__PROBLEM REQUIREMENTS__
Skip the images; return every entry exactly.

─── PROVIDED INFORMATION ───

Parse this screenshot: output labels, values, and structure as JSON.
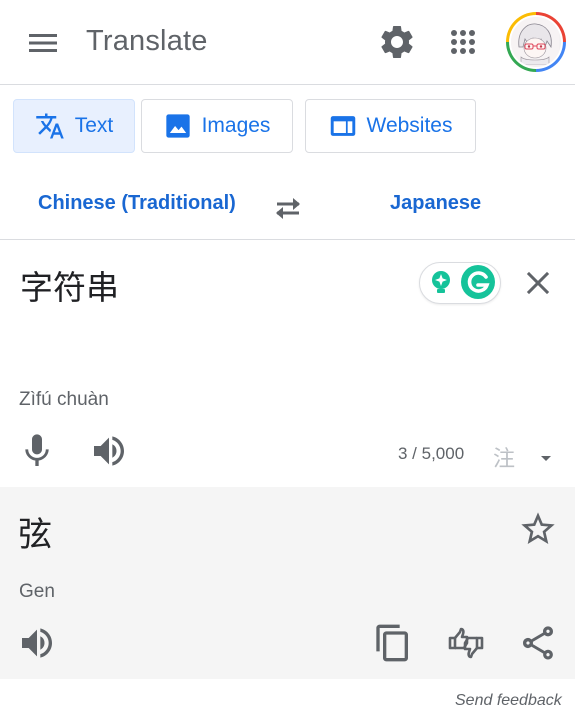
{
  "header": {
    "title": "Translate",
    "icons": {
      "menu": "menu-icon",
      "settings": "gear-icon",
      "apps": "apps-grid-icon",
      "avatar": "account-avatar"
    }
  },
  "modes": {
    "tabs": [
      {
        "label": "Text",
        "icon": "translate-icon",
        "active": true
      },
      {
        "label": "Images",
        "icon": "image-icon",
        "active": false
      },
      {
        "label": "Websites",
        "icon": "website-icon",
        "active": false
      }
    ]
  },
  "languages": {
    "source": "Chinese (Traditional)",
    "target": "Japanese",
    "swap_icon": "swap-icon"
  },
  "source": {
    "text": "字符串",
    "romanization": "Zìfú chuàn",
    "char_count": "3 / 5,000",
    "ime_label": "注"
  },
  "target": {
    "text": "弦",
    "romanization": "Gen"
  },
  "footer": {
    "feedback": "Send feedback"
  },
  "colors": {
    "accent": "#1a73e8",
    "active_tab_bg": "#e8f0fe",
    "icon_gray": "#5f6368",
    "grammarly_green": "#15c39a",
    "output_bg": "#f5f5f5"
  }
}
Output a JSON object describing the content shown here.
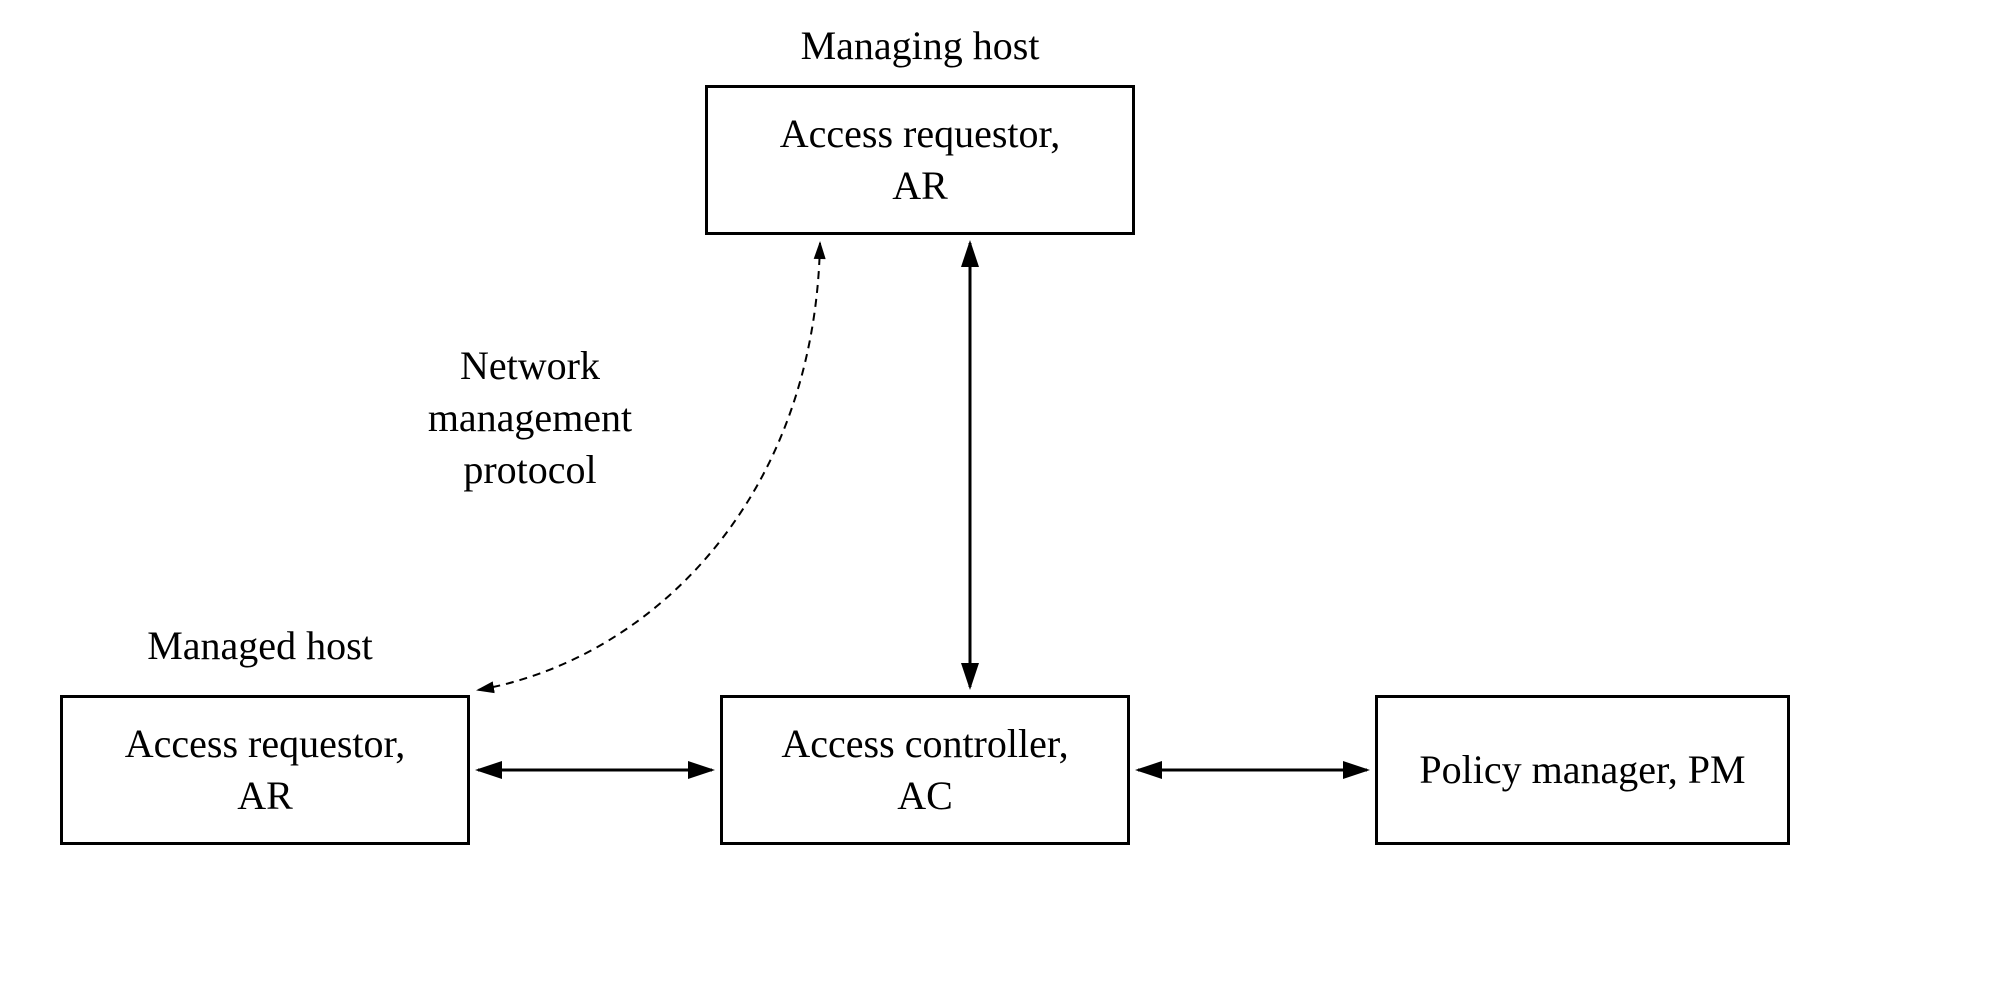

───

__WRITTEN RESPONSE__
Parse this screenshot: output labels, values, and structure as JSON.
{
  "header": {
    "title": "Translate",
    "icons": {
      "menu": "menu-icon",
      "settings": "gear-icon",
      "apps": "apps-grid-icon",
      "avatar": "account-avatar"
    }
  },
  "modes": {
    "tabs": [
      {
        "label": "Text",
        "icon": "translate-icon",
        "active": true
      },
      {
        "label": "Images",
        "icon": "image-icon",
        "active": false
      },
      {
        "label": "Websites",
        "icon": "website-icon",
        "active": false
      }
    ]
  },
  "languages": {
    "source": "Chinese (Traditional)",
    "target": "Japanese",
    "swap_icon": "swap-icon"
  },
  "source": {
    "text": "字符串",
    "romanization": "Zìfú chuàn",
    "char_count": "3 / 5,000",
    "ime_label": "注"
  },
  "target": {
    "text": "弦",
    "romanization": "Gen"
  },
  "footer": {
    "feedback": "Send feedback"
  },
  "colors": {
    "accent": "#1a73e8",
    "active_tab_bg": "#e8f0fe",
    "icon_gray": "#5f6368",
    "grammarly_green": "#15c39a",
    "output_bg": "#f5f5f5"
  }
}
Output a JSON object describing the content shown here.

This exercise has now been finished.